• EXERCISE DIRECTIONS: Go through the listing below and state how many of its lines include "high". Write only that number.

• MATERIALS PROVIDED:
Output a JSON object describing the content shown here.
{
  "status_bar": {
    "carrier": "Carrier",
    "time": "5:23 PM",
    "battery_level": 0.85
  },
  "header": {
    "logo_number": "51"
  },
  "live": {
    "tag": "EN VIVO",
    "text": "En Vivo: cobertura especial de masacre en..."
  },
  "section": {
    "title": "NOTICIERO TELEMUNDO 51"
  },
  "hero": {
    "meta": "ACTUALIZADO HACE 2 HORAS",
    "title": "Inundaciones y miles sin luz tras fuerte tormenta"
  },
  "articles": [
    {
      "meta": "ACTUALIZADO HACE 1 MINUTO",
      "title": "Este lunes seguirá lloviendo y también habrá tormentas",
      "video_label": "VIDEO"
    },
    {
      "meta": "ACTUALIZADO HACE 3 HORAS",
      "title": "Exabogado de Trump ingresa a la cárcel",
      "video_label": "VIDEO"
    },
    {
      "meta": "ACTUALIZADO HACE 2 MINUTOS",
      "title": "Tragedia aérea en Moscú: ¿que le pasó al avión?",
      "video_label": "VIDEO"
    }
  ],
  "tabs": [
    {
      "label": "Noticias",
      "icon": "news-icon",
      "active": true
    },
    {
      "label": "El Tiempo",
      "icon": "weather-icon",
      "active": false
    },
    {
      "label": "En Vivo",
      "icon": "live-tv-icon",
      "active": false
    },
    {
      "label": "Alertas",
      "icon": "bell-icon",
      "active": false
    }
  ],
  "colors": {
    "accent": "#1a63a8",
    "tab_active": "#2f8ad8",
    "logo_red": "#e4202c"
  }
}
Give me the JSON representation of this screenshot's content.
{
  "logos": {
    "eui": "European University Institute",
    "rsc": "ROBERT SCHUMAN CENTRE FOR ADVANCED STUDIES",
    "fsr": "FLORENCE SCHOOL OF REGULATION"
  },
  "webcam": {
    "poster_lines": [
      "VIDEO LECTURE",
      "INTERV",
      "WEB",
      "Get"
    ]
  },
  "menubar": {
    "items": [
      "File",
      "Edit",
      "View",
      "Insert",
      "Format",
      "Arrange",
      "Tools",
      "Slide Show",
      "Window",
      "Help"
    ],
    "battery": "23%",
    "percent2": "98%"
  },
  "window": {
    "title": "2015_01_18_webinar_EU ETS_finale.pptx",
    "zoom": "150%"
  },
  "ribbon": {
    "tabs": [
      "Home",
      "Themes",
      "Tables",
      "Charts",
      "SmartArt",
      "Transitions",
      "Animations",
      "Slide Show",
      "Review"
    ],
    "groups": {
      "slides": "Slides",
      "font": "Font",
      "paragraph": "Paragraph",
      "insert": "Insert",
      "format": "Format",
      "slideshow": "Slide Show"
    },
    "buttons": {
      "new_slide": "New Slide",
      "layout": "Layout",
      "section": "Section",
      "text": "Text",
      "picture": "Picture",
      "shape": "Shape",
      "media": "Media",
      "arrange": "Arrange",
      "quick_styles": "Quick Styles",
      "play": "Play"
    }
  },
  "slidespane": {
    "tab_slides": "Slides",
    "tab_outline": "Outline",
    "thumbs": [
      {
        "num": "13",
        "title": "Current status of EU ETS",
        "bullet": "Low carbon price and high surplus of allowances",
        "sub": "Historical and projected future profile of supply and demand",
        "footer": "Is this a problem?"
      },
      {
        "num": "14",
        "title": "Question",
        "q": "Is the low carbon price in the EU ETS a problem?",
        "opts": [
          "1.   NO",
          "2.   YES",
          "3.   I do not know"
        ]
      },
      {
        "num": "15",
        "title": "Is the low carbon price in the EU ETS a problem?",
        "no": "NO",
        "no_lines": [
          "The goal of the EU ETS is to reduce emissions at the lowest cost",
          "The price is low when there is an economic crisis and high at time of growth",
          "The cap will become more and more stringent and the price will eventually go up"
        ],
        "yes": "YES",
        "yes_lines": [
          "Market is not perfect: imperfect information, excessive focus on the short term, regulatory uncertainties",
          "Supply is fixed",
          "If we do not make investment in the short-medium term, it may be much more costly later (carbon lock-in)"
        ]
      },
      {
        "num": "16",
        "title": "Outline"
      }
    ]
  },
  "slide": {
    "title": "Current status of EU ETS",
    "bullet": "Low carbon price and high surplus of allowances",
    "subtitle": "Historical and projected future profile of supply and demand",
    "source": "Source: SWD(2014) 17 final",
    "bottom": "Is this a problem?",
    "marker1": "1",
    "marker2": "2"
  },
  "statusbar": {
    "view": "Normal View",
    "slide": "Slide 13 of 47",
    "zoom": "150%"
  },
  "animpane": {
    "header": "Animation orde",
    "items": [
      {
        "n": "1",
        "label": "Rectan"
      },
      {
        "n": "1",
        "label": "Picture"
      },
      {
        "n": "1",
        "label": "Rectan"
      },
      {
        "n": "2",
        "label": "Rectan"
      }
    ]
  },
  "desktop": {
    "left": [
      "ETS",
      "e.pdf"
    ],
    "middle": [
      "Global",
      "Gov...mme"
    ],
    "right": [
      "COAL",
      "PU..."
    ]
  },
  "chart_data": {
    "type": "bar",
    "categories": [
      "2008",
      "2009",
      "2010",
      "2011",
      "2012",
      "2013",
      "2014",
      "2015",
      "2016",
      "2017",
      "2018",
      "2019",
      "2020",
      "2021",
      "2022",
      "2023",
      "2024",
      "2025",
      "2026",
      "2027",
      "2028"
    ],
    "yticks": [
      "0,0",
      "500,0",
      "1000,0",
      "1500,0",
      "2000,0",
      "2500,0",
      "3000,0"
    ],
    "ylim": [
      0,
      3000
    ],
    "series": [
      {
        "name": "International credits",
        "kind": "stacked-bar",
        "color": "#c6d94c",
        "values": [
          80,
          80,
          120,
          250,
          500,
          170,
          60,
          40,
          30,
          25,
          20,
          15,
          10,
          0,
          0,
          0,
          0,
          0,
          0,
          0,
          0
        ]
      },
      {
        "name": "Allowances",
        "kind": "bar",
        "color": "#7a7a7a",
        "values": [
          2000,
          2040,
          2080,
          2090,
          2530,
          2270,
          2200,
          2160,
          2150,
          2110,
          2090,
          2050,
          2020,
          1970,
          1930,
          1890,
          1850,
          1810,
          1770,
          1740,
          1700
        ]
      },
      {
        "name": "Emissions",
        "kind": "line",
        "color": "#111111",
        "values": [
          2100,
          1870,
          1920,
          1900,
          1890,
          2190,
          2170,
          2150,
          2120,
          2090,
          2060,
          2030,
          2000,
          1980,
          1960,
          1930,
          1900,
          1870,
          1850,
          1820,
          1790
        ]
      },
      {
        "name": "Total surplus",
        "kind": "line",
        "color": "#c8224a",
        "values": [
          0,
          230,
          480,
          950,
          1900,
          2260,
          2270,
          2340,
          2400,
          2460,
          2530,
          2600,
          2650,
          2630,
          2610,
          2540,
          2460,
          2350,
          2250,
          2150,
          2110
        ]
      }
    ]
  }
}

• RESULT: 3